What is GERD? The ring-like muscles of the lower esophagus that prevent foods you swallow from returning from the stomach back into the esophagus is called the lower esophageal sphincter (LES). When your stomach is full, a tiny amount of food can sneak back into the esophagus when you swallow that is normal. But in people with GERD, substantial amounts of stomach acid and digestive juices flowback into the esophagus.

Heartburn and acid indigestion are the most common result. A burning pain is typical, and when it's accompanied by burping or bloating, it points to GERD as the cause. But there are hidden signs of GERD that are noticed in the lungs, mouth, and throat:

Gastro esophageal reflux

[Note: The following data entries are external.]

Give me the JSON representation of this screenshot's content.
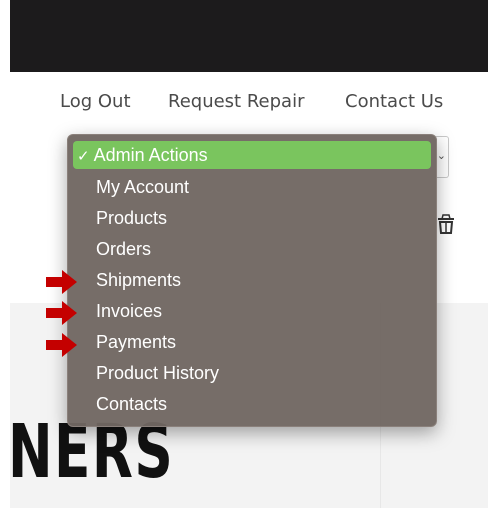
{
  "nav": {
    "logout": "Log Out",
    "request_repair": "Request Repair",
    "contact_us": "Contact Us"
  },
  "dropdown": {
    "selected": "Admin Actions",
    "items": [
      {
        "label": "Admin Actions",
        "selected": true
      },
      {
        "label": "My Account"
      },
      {
        "label": "Products"
      },
      {
        "label": "Orders"
      },
      {
        "label": "Shipments",
        "highlighted_by_arrow": true
      },
      {
        "label": "Invoices",
        "highlighted_by_arrow": true
      },
      {
        "label": "Payments",
        "highlighted_by_arrow": true
      },
      {
        "label": "Product History"
      },
      {
        "label": "Contacts"
      }
    ]
  },
  "hero": {
    "heading": "NERS"
  },
  "colors": {
    "top_bar": "#1c1b1c",
    "menu_background": "#706762",
    "selected_item": "#7ac55e",
    "arrow": "#c40000"
  },
  "icons": {
    "check": "check-icon",
    "cart": "basket-icon",
    "arrow": "red-arrow-icon"
  }
}
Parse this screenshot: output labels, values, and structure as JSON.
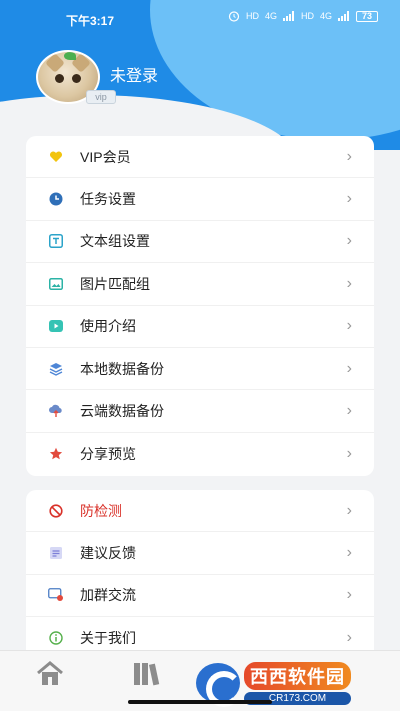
{
  "status_bar": {
    "time": "下午3:17",
    "battery": "73",
    "signal_labels": [
      "HD",
      "4G",
      "HD",
      "4G"
    ]
  },
  "profile": {
    "username": "未登录",
    "vip_tag": "vip"
  },
  "menu_group_1": [
    {
      "label": "VIP会员",
      "icon": "heart-icon",
      "color": "#f2c40f"
    },
    {
      "label": "任务设置",
      "icon": "clock-icon",
      "color": "#2f6fb8"
    },
    {
      "label": "文本组设置",
      "icon": "text-box-icon",
      "color": "#2aa3c9"
    },
    {
      "label": "图片匹配组",
      "icon": "image-icon",
      "color": "#2bb3a6"
    },
    {
      "label": "使用介绍",
      "icon": "video-icon",
      "color": "#35c3b4"
    },
    {
      "label": "本地数据备份",
      "icon": "layers-icon",
      "color": "#4e86d6"
    },
    {
      "label": "云端数据备份",
      "icon": "cloud-upload-icon",
      "color": "#6a8ac9"
    },
    {
      "label": "分享预览",
      "icon": "star-icon",
      "color": "#e24a3d"
    }
  ],
  "menu_group_2": [
    {
      "label": "防检测",
      "icon": "forbidden-icon",
      "color": "#d9322a",
      "text_color": "#d9322a"
    },
    {
      "label": "建议反馈",
      "icon": "feedback-icon",
      "color": "#7d7fd8"
    },
    {
      "label": "加群交流",
      "icon": "group-chat-icon",
      "color": "#4a7cc4"
    },
    {
      "label": "关于我们",
      "icon": "info-icon",
      "color": "#55b04b"
    }
  ],
  "watermark": {
    "title": "西西软件园",
    "subtitle": "CR173.COM"
  },
  "colors": {
    "header_primary": "#1f8be6",
    "header_secondary": "#6cc0f7",
    "chevron": "#9a9a9a"
  }
}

Mouth and throat symptoms

Lung symptoms


Poor function of the LES is responsible for most cases of GERD. A variety of substances can make the LES relax when it shouldn't, and others can irritate the esophagus, making the problem worse. Other conditions can simply put too much pressure on the LES. Some of the chief culprits in GERD are shown below.

Common causes of GERD symptoms



Other causes

Therapy: Lifestyle

Some people with GERD need to turn to medications to relieve symptoms and prevent possible long-term damage to the esophagus. But simple lifestyle modifications can control heartburn and other GERD symptoms. Here are eight tips:

  1. Do not smoke. It's the first rule of preventive medicine, and it's as important for GERD as for heart and lung disease.
  2. Avoid foods that trigger GERD (see Common causes of GERD symptoms, above).
  3. Consider your medications. If you are taking certain painkillers, antibiotics, or other medications that can irritate the esophagus or contribute to GERD, ask your doctor about alternatives, but don.t stop treatment on your own.
  4. Avoid large meals and try to be up and moving around for at least 30 minutes after eating. (It's a good time to help with the dishes.) Don't lie down for two hours after you eat, even if it means giving up that bedtime snack.
  5. Use gravity to keep the acid down in your stomach at night. Propping up your head with an extra pillow wont ' it. Instead, place four to six inch blocks under the legs at the head of your bed. A simpler (and very effective) approach is to sleep on a large, wedge-shaped pillow. Your bedding store may not carry one, but many maternity shops will, since GERD is so common during pregnancy. And because GERD is also so common in general, you won't be the only man or woman looking for a pillow in a maternity shop.
  6. Chew gum, which will stimulate acid-neutralizing saliva.
  7. Lose weight.
  8. Avoid tight belts and waistbands.
  9. Use apple cider Vinegra at night

For more information on digestive disorders, order our Special Health Report, The Sensitive Gut, at CIDPUSA..